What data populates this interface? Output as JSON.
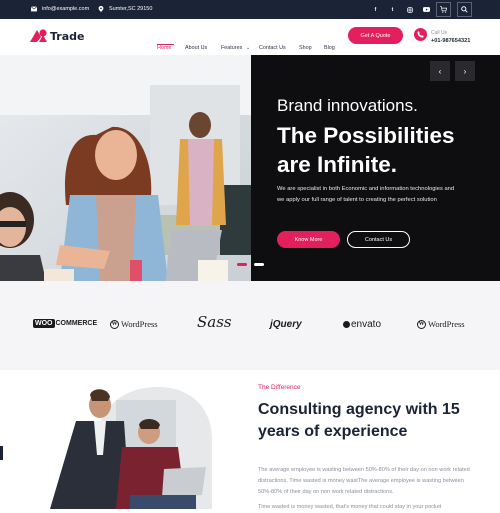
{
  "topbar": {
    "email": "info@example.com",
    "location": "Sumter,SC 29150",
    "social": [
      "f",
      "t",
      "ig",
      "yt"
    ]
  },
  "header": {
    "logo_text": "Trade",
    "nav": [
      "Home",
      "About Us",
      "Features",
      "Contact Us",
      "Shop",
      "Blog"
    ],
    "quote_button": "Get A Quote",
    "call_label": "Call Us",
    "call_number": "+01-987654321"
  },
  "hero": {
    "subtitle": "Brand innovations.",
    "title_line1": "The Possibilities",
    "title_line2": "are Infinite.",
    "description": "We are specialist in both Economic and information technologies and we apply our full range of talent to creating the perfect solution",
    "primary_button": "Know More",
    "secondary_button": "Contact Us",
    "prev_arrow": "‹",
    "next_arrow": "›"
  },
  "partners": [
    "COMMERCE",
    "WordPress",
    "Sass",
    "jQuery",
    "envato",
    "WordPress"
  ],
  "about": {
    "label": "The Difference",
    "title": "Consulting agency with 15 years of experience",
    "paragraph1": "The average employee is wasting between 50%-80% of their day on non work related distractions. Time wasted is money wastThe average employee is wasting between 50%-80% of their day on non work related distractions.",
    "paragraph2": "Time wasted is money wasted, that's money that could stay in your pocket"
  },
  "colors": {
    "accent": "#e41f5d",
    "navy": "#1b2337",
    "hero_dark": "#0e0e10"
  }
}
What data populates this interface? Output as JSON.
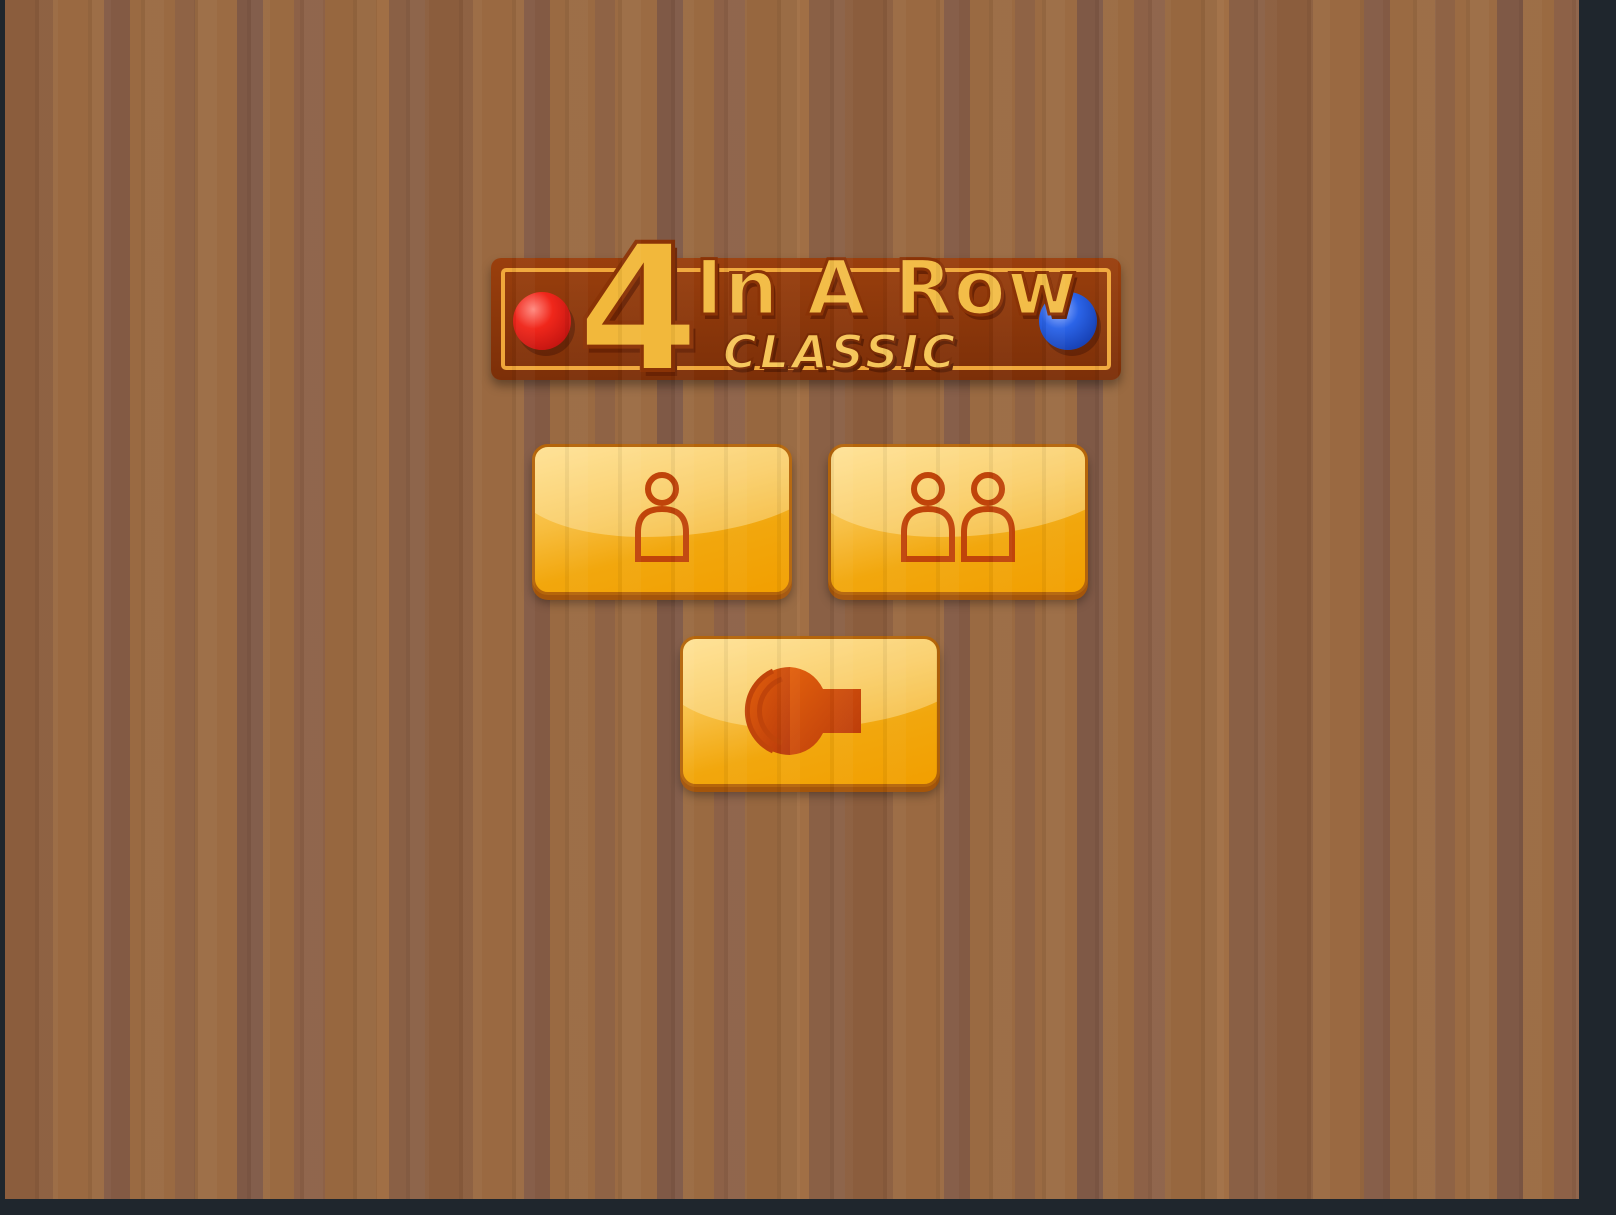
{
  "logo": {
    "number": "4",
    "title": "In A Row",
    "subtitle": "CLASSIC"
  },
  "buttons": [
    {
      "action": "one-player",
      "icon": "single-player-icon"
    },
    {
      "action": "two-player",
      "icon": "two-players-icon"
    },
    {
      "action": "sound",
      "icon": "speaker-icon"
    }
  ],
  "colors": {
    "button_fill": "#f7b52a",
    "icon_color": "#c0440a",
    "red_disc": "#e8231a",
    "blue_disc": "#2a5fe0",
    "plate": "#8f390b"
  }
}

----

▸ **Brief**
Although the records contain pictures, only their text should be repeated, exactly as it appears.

▸ **Solution to the problem**
What data populates this interface? Output as JSON.
{
  "topbar": {
    "email": "info@example.com",
    "location": "Sumter,SC 29150",
    "social": [
      "f",
      "t",
      "ig",
      "yt"
    ]
  },
  "header": {
    "logo_text": "Trade",
    "nav": [
      "Home",
      "About Us",
      "Features",
      "Contact Us",
      "Shop",
      "Blog"
    ],
    "quote_button": "Get A Quote",
    "call_label": "Call Us",
    "call_number": "+01-987654321"
  },
  "hero": {
    "subtitle": "Brand innovations.",
    "title_line1": "The Possibilities",
    "title_line2": "are Infinite.",
    "description": "We are specialist in both Economic and information technologies and we apply our full range of talent to creating the perfect solution",
    "primary_button": "Know More",
    "secondary_button": "Contact Us",
    "prev_arrow": "‹",
    "next_arrow": "›"
  },
  "partners": [
    "COMMERCE",
    "WordPress",
    "Sass",
    "jQuery",
    "envato",
    "WordPress"
  ],
  "about": {
    "label": "The Difference",
    "title": "Consulting agency with 15 years of experience",
    "paragraph1": "The average employee is wasting between 50%-80% of their day on non work related distractions. Time wasted is money wastThe average employee is wasting between 50%-80% of their day on non work related distractions.",
    "paragraph2": "Time wasted is money wasted, that's money that could stay in your pocket"
  },
  "colors": {
    "accent": "#e41f5d",
    "navy": "#1b2337",
    "hero_dark": "#0e0e10"
  }
}
What data populates this interface? Output as JSON.
{
  "logo": {
    "number": "4",
    "title": "In A Row",
    "subtitle": "CLASSIC"
  },
  "buttons": [
    {
      "action": "one-player",
      "icon": "single-player-icon"
    },
    {
      "action": "two-player",
      "icon": "two-players-icon"
    },
    {
      "action": "sound",
      "icon": "speaker-icon"
    }
  ],
  "colors": {
    "button_fill": "#f7b52a",
    "icon_color": "#c0440a",
    "red_disc": "#e8231a",
    "blue_disc": "#2a5fe0",
    "plate": "#8f390b"
  }
}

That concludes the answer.